From the listing below, pull each line that includes "move".

(Beginning of Source material)

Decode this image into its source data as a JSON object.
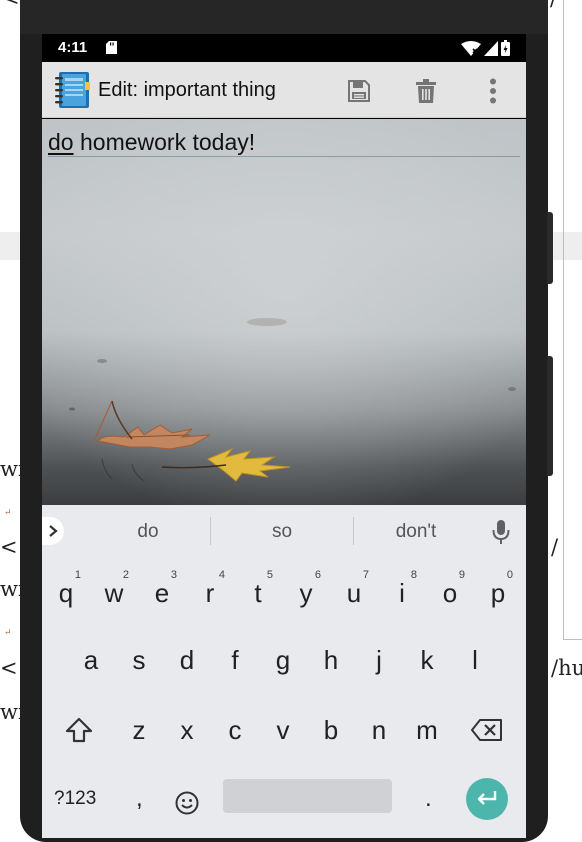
{
  "background_document": {
    "fragments": [
      "<",
      "/",
      "wi",
      "<",
      "/",
      "wi",
      "<",
      "/hu",
      "wi"
    ]
  },
  "status_bar": {
    "time": "4:11"
  },
  "app_bar": {
    "title": "Edit: important thing",
    "actions": {
      "save": "floppy-disk-icon",
      "delete": "trash-icon",
      "more": "overflow-menu-icon"
    }
  },
  "note": {
    "first_word": "do",
    "rest": " homework today!"
  },
  "keyboard": {
    "suggestions": [
      "do",
      "so",
      "don't"
    ],
    "row1": [
      {
        "label": "q",
        "hint": "1"
      },
      {
        "label": "w",
        "hint": "2"
      },
      {
        "label": "e",
        "hint": "3"
      },
      {
        "label": "r",
        "hint": "4"
      },
      {
        "label": "t",
        "hint": "5"
      },
      {
        "label": "y",
        "hint": "6"
      },
      {
        "label": "u",
        "hint": "7"
      },
      {
        "label": "i",
        "hint": "8"
      },
      {
        "label": "o",
        "hint": "9"
      },
      {
        "label": "p",
        "hint": "0"
      }
    ],
    "row2": [
      "a",
      "s",
      "d",
      "f",
      "g",
      "h",
      "j",
      "k",
      "l"
    ],
    "row3": [
      "z",
      "x",
      "c",
      "v",
      "b",
      "n",
      "m"
    ],
    "symbols_label": "?123",
    "comma": ",",
    "period": ".",
    "accent_color": "#4db6ac"
  }
}
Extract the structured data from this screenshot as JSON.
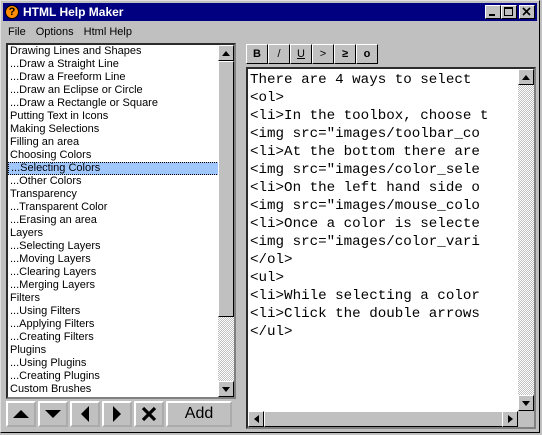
{
  "window": {
    "title": "HTML Help Maker",
    "app_icon": "?",
    "minimize_icon": "minimize-icon",
    "maximize_icon": "maximize-icon",
    "close_icon": "close-icon"
  },
  "menu": [
    "File",
    "Options",
    "Html Help"
  ],
  "topics": [
    "Drawing Lines and Shapes",
    "...Draw a Straight Line",
    "...Draw a Freeform Line",
    "...Draw an Eclipse or Circle",
    "...Draw a Rectangle or Square",
    "Putting Text in Icons",
    "Making Selections",
    "Filling an area",
    "Choosing Colors",
    "...Selecting Colors",
    "...Other Colors",
    "Transparency",
    "...Transparent Color",
    "...Erasing an area",
    "Layers",
    "...Selecting Layers",
    "...Moving Layers",
    "...Clearing Layers",
    "...Merging Layers",
    "Filters",
    "...Using Filters",
    "...Applying Filters",
    "...Creating Filters",
    "Plugins",
    "...Using Plugins",
    "...Creating Plugins",
    "Custom Brushes"
  ],
  "selected_topic_index": 9,
  "nav_buttons": {
    "up": "move-up-icon",
    "down": "move-down-icon",
    "left": "move-left-icon",
    "right": "move-right-icon",
    "delete": "delete-icon",
    "add_label": "Add"
  },
  "format_toolbar": [
    "B",
    "/",
    "U",
    ">",
    "≥",
    "o"
  ],
  "editor_lines": [
    "There are 4 ways to select",
    "<ol>",
    "<li>In the toolbox, choose t",
    "<img src=\"images/toolbar_co",
    "<li>At the bottom there are",
    "<img src=\"images/color_sele",
    "<li>On the left hand side o",
    "<img src=\"images/mouse_colo",
    "<li>Once a color is selecte",
    "<img src=\"images/color_vari",
    "</ol>",
    "<ul>",
    "<li>While selecting a color",
    "<li>Click the double arrows",
    "</ul>"
  ]
}
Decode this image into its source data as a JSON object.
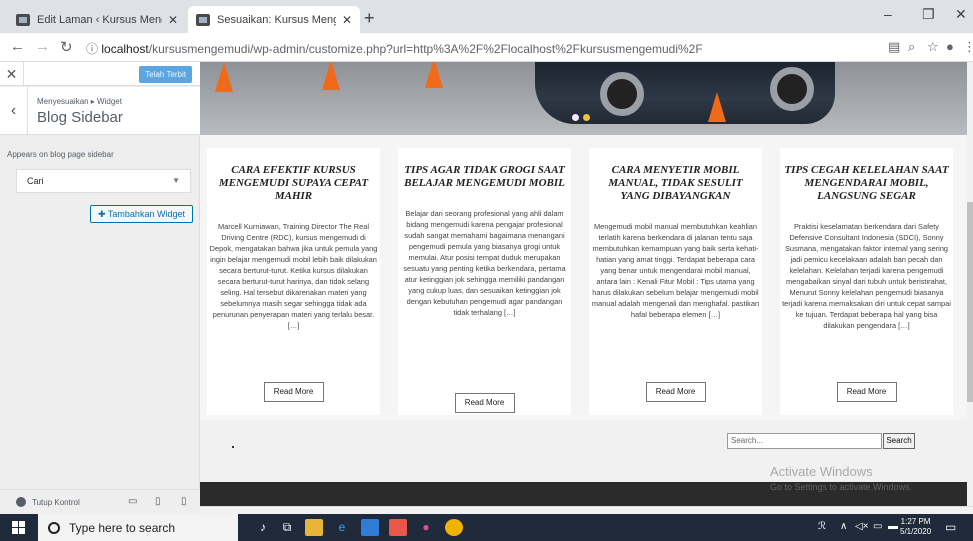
{
  "browser": {
    "tabs": [
      {
        "title": "Edit Laman ‹ Kursus Mengemudi",
        "active": false
      },
      {
        "title": "Sesuaikan: Kursus Mengemudi S",
        "active": true
      }
    ],
    "new_tab": "+",
    "url_scheme_icon": "ⓘ",
    "url_host": "localhost",
    "url_rest": "/kursusmengemudi/wp-admin/customize.php?url=http%3A%2F%2Flocalhost%2Fkursusmengemudi%2F",
    "window_controls": {
      "minimize": "–",
      "maximize": "❐",
      "close": "✕"
    }
  },
  "customizer": {
    "publish_label": "Telah Terbit",
    "breadcrumb": "Menyesuaikan ▸ Widget",
    "section_title": "Blog Sidebar",
    "appears_text": "Appears on blog page sidebar",
    "widget_name": "Cari",
    "add_widget_label": "Tambahkan Widget",
    "hide_controls_label": "Tutup Kontrol"
  },
  "posts": [
    {
      "title": "CARA EFEKTIF KURSUS MENGEMUDI SUPAYA CEPAT MAHIR",
      "excerpt": "Marcell Kurniawan, Training Director The Real Driving Centre (RDC), kursus mengemudi di Depok, mengatakan bahwa jika untuk pemula yang ingin belajar mengemudi mobil lebih baik dilakukan secara berturut-turut. Ketika kursus dilakukan secara berturut-turut harinya, dan tidak selang seling. Hal tersebut dikarenakan materi yang sebelumnya masih segar sehingga tidak ada penurunan penyerapan materi yang terlalu besar. […]",
      "read_more": "Read More"
    },
    {
      "title": "TIPS AGAR TIDAK GROGI SAAT BELAJAR MENGEMUDI MOBIL",
      "excerpt": "Belajar dari seorang profesional yang ahli dalam bidang mengemudi karena pengajar profesional sudah sangat memahami bagaimana menangani pengemudi pemula yang biasanya grogi untuk memulai. Atur posisi tempat duduk merupakan sesuatu yang penting ketika berkendara, pertama atur ketinggian jok sehingga memiliki pandangan yang cukup luas, dan sesuaikan ketinggian jok dengan kebutuhan pengemudi agar pandangan tidak terhalang […]",
      "read_more": "Read More"
    },
    {
      "title": "CARA MENYETIR MOBIL MANUAL, TIDAK SESULIT YANG DIBAYANGKAN",
      "excerpt": "Mengemudi mobil manual membutuhkan keahlian terlatih karena berkendara di jalanan tentu saja membutuhkan kemampuan yang baik serta kehati-hatian yang amat tinggi. Terdapat beberapa cara yang benar untuk mengendarai mobil manual, antara lain : Kenali Fitur Mobil : Tips utama yang harus dilakukan sebelum belajar mengemudi mobil manual adalah mengenali dan menghafal. pastikan hafal beberapa elemen […]",
      "read_more": "Read More"
    },
    {
      "title": "TIPS CEGAH KELELAHAN SAAT MENGENDARAI MOBIL, LANGSUNG SEGAR",
      "excerpt": "Praktisi keselamatan berkendara dari Safety Defensive Consultant Indonesia (SDCI), Sonny Susmana, mengatakan faktor internal yang sering jadi pemicu kecelakaan adalah ban pecah dan kelelahan. Kelelahan terjadi karena pengemudi mengabaikan sinyal dari tubuh untuk beristirahat, Menurut Sonny kelelahan pengemudi biasanya terjadi karena memaksakan diri untuk cepat sampai ke tujuan. Terdapat beberapa hal yang bisa dilakukan pengendara […]",
      "read_more": "Read More"
    }
  ],
  "footer": {
    "search_placeholder": "Search...",
    "search_button": "Search"
  },
  "watermark": {
    "title": "Activate Windows",
    "subtitle": "Go to Settings to activate Windows."
  },
  "taskbar": {
    "search_placeholder": "Type here to search",
    "time": "1:27 PM",
    "date": "5/1/2020"
  }
}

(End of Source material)

▶ **Response area**
    "up": "move-up-icon",
    "down": "move-down-icon",
    "left": "move-left-icon",
    "right": "move-right-icon",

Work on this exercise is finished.